→ **What this task involves**
Give back all of the data exactly. Leave nothing out.

→ **Records to use**
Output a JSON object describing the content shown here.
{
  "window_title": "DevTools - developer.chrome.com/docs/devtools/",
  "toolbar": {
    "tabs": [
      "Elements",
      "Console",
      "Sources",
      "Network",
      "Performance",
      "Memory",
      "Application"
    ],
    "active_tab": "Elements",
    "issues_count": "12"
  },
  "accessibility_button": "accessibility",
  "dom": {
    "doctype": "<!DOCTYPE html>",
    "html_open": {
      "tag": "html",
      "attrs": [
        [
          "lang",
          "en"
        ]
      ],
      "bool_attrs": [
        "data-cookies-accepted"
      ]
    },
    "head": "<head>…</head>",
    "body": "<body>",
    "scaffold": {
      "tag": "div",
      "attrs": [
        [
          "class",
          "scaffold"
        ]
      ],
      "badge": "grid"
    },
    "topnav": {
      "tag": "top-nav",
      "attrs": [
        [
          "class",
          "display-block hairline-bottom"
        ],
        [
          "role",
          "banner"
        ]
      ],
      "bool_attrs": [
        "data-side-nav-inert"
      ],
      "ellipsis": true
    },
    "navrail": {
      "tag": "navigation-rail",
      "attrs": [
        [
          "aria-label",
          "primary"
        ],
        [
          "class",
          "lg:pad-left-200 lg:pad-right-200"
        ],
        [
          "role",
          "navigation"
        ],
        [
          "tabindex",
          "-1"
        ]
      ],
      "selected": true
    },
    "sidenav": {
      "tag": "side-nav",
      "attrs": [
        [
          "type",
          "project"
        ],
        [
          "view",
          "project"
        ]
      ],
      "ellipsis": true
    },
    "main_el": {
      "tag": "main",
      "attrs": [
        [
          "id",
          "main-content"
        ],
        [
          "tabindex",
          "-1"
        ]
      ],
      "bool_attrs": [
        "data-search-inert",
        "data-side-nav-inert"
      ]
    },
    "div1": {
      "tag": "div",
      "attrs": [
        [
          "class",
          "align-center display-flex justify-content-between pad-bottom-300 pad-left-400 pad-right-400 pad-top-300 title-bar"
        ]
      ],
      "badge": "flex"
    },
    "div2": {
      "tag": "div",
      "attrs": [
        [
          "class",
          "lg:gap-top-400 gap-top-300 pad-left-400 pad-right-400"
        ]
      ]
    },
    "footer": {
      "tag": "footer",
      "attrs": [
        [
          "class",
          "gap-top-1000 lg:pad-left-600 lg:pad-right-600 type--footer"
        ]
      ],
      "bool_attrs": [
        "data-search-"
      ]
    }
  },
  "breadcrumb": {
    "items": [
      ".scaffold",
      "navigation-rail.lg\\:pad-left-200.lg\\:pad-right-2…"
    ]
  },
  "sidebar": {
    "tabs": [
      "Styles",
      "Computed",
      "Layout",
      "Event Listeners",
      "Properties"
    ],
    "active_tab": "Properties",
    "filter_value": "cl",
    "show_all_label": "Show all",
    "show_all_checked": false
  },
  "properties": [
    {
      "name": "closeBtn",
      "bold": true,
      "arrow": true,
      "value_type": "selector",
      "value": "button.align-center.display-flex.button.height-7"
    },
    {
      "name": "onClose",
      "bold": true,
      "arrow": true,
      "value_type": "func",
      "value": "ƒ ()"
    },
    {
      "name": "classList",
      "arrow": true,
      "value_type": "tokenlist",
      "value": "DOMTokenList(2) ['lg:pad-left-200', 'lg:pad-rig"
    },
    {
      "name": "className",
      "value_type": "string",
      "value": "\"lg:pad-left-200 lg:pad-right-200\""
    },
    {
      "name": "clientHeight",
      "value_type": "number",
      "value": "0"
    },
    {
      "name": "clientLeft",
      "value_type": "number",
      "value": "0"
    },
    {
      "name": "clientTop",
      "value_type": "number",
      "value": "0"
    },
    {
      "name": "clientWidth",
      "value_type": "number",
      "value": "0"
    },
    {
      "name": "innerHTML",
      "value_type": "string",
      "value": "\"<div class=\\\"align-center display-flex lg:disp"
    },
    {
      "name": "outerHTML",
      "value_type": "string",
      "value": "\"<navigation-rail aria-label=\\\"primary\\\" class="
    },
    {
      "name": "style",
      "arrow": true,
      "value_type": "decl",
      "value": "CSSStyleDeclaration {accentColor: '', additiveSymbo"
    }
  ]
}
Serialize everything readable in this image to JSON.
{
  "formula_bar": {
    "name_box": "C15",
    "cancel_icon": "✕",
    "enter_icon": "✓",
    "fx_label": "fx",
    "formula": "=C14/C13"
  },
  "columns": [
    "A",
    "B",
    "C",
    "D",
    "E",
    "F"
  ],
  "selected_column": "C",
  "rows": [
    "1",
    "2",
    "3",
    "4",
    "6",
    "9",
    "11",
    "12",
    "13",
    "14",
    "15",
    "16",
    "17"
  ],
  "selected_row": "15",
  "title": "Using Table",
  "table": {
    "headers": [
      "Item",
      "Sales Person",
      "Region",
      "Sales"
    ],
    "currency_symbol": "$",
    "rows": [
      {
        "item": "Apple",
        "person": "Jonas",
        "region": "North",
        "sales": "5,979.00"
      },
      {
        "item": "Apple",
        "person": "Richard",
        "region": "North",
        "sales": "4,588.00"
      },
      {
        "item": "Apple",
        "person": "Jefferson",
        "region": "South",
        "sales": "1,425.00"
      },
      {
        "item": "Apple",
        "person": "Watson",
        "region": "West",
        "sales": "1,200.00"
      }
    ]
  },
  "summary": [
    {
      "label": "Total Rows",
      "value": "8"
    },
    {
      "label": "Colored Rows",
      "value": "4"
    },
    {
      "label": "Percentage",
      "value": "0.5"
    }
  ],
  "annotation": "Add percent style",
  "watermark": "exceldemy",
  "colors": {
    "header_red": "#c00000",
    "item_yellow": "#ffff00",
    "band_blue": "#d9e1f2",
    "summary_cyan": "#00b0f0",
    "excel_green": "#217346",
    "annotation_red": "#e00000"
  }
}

→ **Completed task**
Output a JSON object describing the content shown here.
{
  "window_title": "DevTools - developer.chrome.com/docs/devtools/",
  "toolbar": {
    "tabs": [
      "Elements",
      "Console",
      "Sources",
      "Network",
      "Performance",
      "Memory",
      "Application"
    ],
    "active_tab": "Elements",
    "issues_count": "12"
  },
  "accessibility_button": "accessibility",
  "dom": {
    "doctype": "<!DOCTYPE html>",
    "html_open": {
      "tag": "html",
      "attrs": [
        [
          "lang",
          "en"
        ]
      ],
      "bool_attrs": [
        "data-cookies-accepted"
      ]
    },
    "head": "<head>…</head>",
    "body": "<body>",
    "scaffold": {
      "tag": "div",
      "attrs": [
        [
          "class",
          "scaffold"
        ]
      ],
      "badge": "grid"
    },
    "topnav": {
      "tag": "top-nav",
      "attrs": [
        [
          "class",
          "display-block hairline-bottom"
        ],
        [
          "role",
          "banner"
        ]
      ],
      "bool_attrs": [
        "data-side-nav-inert"
      ],
      "ellipsis": true
    },
    "navrail": {
      "tag": "navigation-rail",
      "attrs": [
        [
          "aria-label",
          "primary"
        ],
        [
          "class",
          "lg:pad-left-200 lg:pad-right-200"
        ],
        [
          "role",
          "navigation"
        ],
        [
          "tabindex",
          "-1"
        ]
      ],
      "selected": true
    },
    "sidenav": {
      "tag": "side-nav",
      "attrs": [
        [
          "type",
          "project"
        ],
        [
          "view",
          "project"
        ]
      ],
      "ellipsis": true
    },
    "main_el": {
      "tag": "main",
      "attrs": [
        [
          "id",
          "main-content"
        ],
        [
          "tabindex",
          "-1"
        ]
      ],
      "bool_attrs": [
        "data-search-inert",
        "data-side-nav-inert"
      ]
    },
    "div1": {
      "tag": "div",
      "attrs": [
        [
          "class",
          "align-center display-flex justify-content-between pad-bottom-300 pad-left-400 pad-right-400 pad-top-300 title-bar"
        ]
      ],
      "badge": "flex"
    },
    "div2": {
      "tag": "div",
      "attrs": [
        [
          "class",
          "lg:gap-top-400 gap-top-300 pad-left-400 pad-right-400"
        ]
      ]
    },
    "footer": {
      "tag": "footer",
      "attrs": [
        [
          "class",
          "gap-top-1000 lg:pad-left-600 lg:pad-right-600 type--footer"
        ]
      ],
      "bool_attrs": [
        "data-search-"
      ]
    }
  },
  "breadcrumb": {
    "items": [
      ".scaffold",
      "navigation-rail.lg\\:pad-left-200.lg\\:pad-right-2…"
    ]
  },
  "sidebar": {
    "tabs": [
      "Styles",
      "Computed",
      "Layout",
      "Event Listeners",
      "Properties"
    ],
    "active_tab": "Properties",
    "filter_value": "cl",
    "show_all_label": "Show all",
    "show_all_checked": false
  },
  "properties": [
    {
      "name": "closeBtn",
      "bold": true,
      "arrow": true,
      "value_type": "selector",
      "value": "button.align-center.display-flex.button.height-7"
    },
    {
      "name": "onClose",
      "bold": true,
      "arrow": true,
      "value_type": "func",
      "value": "ƒ ()"
    },
    {
      "name": "classList",
      "arrow": true,
      "value_type": "tokenlist",
      "value": "DOMTokenList(2) ['lg:pad-left-200', 'lg:pad-rig"
    },
    {
      "name": "className",
      "value_type": "string",
      "value": "\"lg:pad-left-200 lg:pad-right-200\""
    },
    {
      "name": "clientHeight",
      "value_type": "number",
      "value": "0"
    },
    {
      "name": "clientLeft",
      "value_type": "number",
      "value": "0"
    },
    {
      "name": "clientTop",
      "value_type": "number",
      "value": "0"
    },
    {
      "name": "clientWidth",
      "value_type": "number",
      "value": "0"
    },
    {
      "name": "innerHTML",
      "value_type": "string",
      "value": "\"<div class=\\\"align-center display-flex lg:disp"
    },
    {
      "name": "outerHTML",
      "value_type": "string",
      "value": "\"<navigation-rail aria-label=\\\"primary\\\" class="
    },
    {
      "name": "style",
      "arrow": true,
      "value_type": "decl",
      "value": "CSSStyleDeclaration {accentColor: '', additiveSymbo"
    }
  ]
}
Serialize everything readable in this image to JSON.
{
  "formula_bar": {
    "name_box": "C15",
    "cancel_icon": "✕",
    "enter_icon": "✓",
    "fx_label": "fx",
    "formula": "=C14/C13"
  },
  "columns": [
    "A",
    "B",
    "C",
    "D",
    "E",
    "F"
  ],
  "selected_column": "C",
  "rows": [
    "1",
    "2",
    "3",
    "4",
    "6",
    "9",
    "11",
    "12",
    "13",
    "14",
    "15",
    "16",
    "17"
  ],
  "selected_row": "15",
  "title": "Using Table",
  "table": {
    "headers": [
      "Item",
      "Sales Person",
      "Region",
      "Sales"
    ],
    "currency_symbol": "$",
    "rows": [
      {
        "item": "Apple",
        "person": "Jonas",
        "region": "North",
        "sales": "5,979.00"
      },
      {
        "item": "Apple",
        "person": "Richard",
        "region": "North",
        "sales": "4,588.00"
      },
      {
        "item": "Apple",
        "person": "Jefferson",
        "region": "South",
        "sales": "1,425.00"
      },
      {
        "item": "Apple",
        "person": "Watson",
        "region": "West",
        "sales": "1,200.00"
      }
    ]
  },
  "summary": [
    {
      "label": "Total Rows",
      "value": "8"
    },
    {
      "label": "Colored Rows",
      "value": "4"
    },
    {
      "label": "Percentage",
      "value": "0.5"
    }
  ],
  "annotation": "Add percent style",
  "watermark": "exceldemy",
  "colors": {
    "header_red": "#c00000",
    "item_yellow": "#ffff00",
    "band_blue": "#d9e1f2",
    "summary_cyan": "#00b0f0",
    "excel_green": "#217346",
    "annotation_red": "#e00000"
  }
}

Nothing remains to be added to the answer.